What’s striking about these internet microcosms is that despite how insular they appear, there are no geographic limits. A young teen in the hinterlands of Utah producing whatever gibberish genre they come up with—mormoncore, for example—to an audience of 10 listeners on SoundCloud can be heard by someone in Scotland, if the Scottish lad is tapped in. That’s why despite how relatively unknown sigilkore and robloxcore are within the larger musical ecosystem, there are Dutch and Korean variations, respectively. Online music is both incredibly localized and universal, simultaneously confined to small Discord clubs and capable of being transmitted through electric signals to vibrate speakers around the globe.

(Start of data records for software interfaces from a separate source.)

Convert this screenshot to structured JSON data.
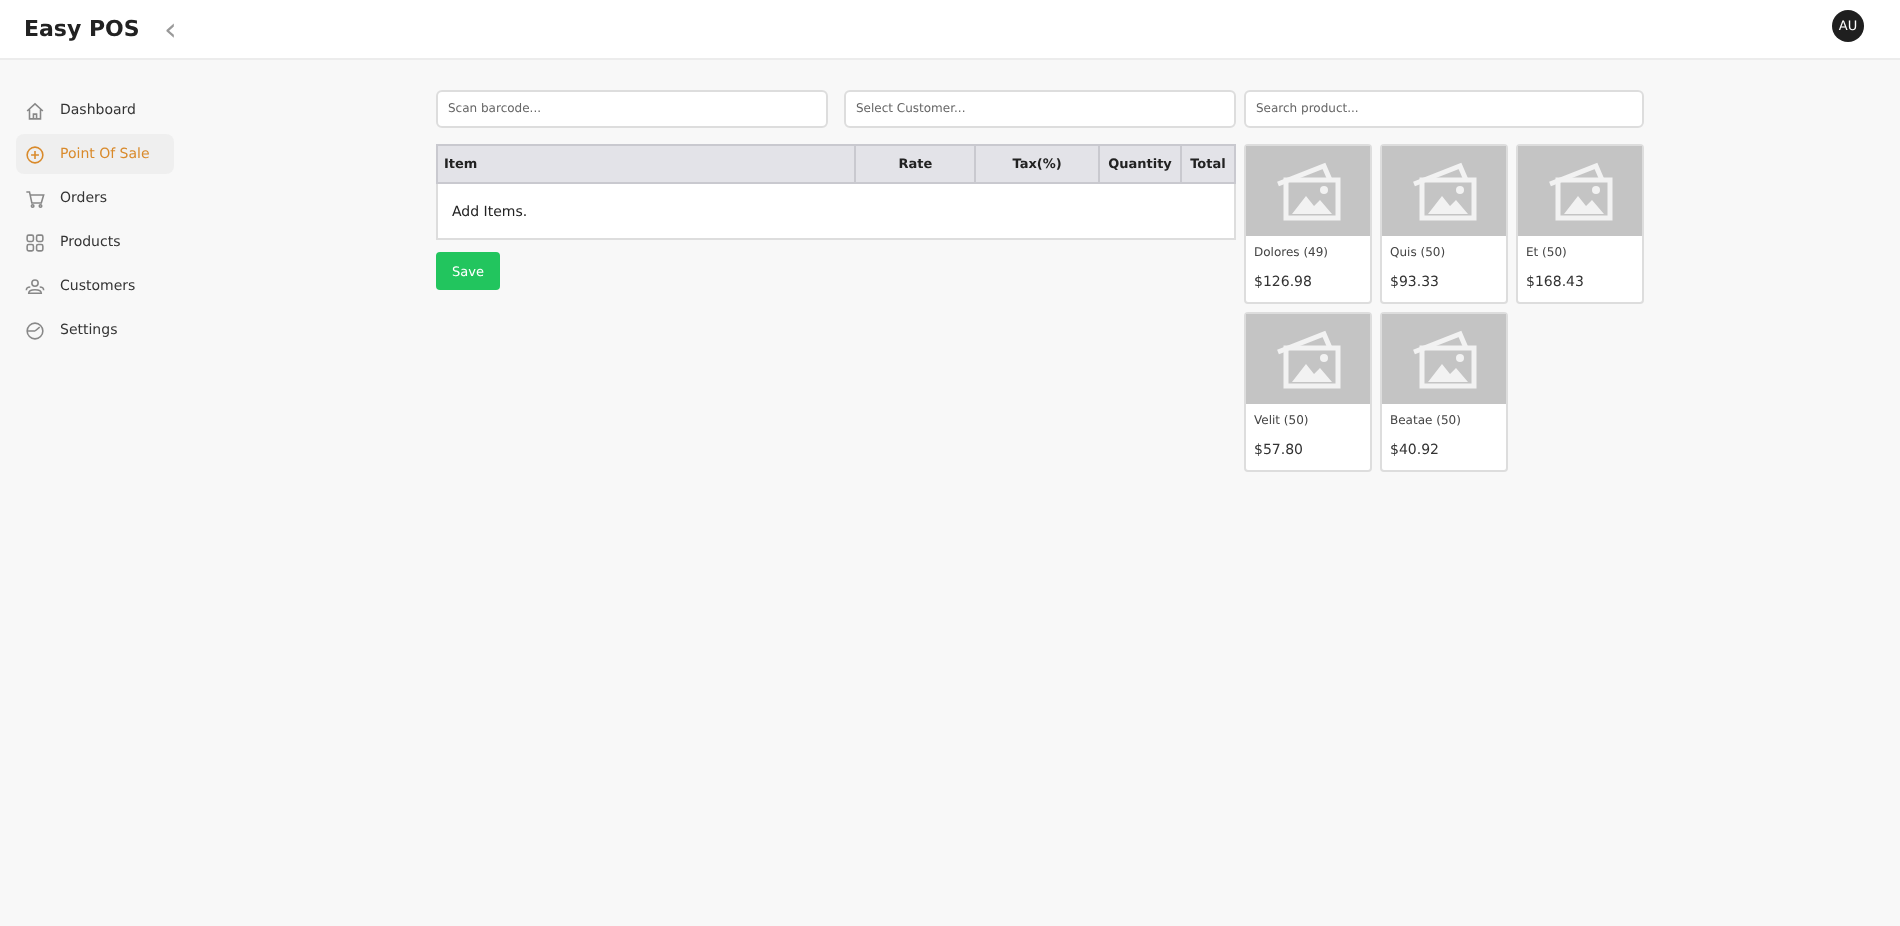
{
  "header": {
    "title": "Easy POS",
    "collapse_icon": "‹",
    "avatar": "AU"
  },
  "sidebar": {
    "items": [
      {
        "label": "Dashboard",
        "selected": false
      },
      {
        "label": "Point Of Sale",
        "selected": true
      },
      {
        "label": "Orders",
        "selected": false
      },
      {
        "label": "Products",
        "selected": false
      },
      {
        "label": "Customers",
        "selected": false
      },
      {
        "label": "Settings",
        "selected": false
      }
    ]
  },
  "pos": {
    "barcode": {
      "placeholder": "Scan barcode..."
    },
    "customer": {
      "placeholder": "Select Customer..."
    },
    "table": {
      "columns": [
        "Item",
        "Rate",
        "Tax(%)",
        "Quantity",
        "Total"
      ],
      "empty_text": "Add Items."
    },
    "save_button": "Save"
  },
  "products": {
    "search": {
      "placeholder": "Search product..."
    },
    "items": [
      {
        "name": "Dolores (49)",
        "price": "$126.98"
      },
      {
        "name": "Quis (50)",
        "price": "$93.33"
      },
      {
        "name": "Et (50)",
        "price": "$168.43"
      },
      {
        "name": "Velit (50)",
        "price": "$57.80"
      },
      {
        "name": "Beatae (50)",
        "price": "$40.92"
      }
    ]
  }
}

I’ve long been fascinated by Every Noise at Once, a website run by Spotify’s Glenn McDonald that algorithmically maps “the musical genre-space.” It has generated thousands of playlists for the streaming platform based on some preset distinctions and genres identified by McDonald using Spotify data. What’s ironic is that none of the aforementioned microscenes—the exact ones you’d expect to see on a panoramic taxonomy project like this, and no other publications’ list of genres—are on there. Computers can detect patterns based on input, but some sounds exist outside the range of input, clearly. It’s impressive that in 2022, when it feels like everything we’re doing is being mined, lumped into categories, catapulted back at us in the form of ads and content, the world is being NFT-ified, yada yada yada—that you can still fall down rabbit holes on the internet and discover something no algorithm has found. A sound and scene that’s still learning what it is, before it gets packaged into a tidy playlist.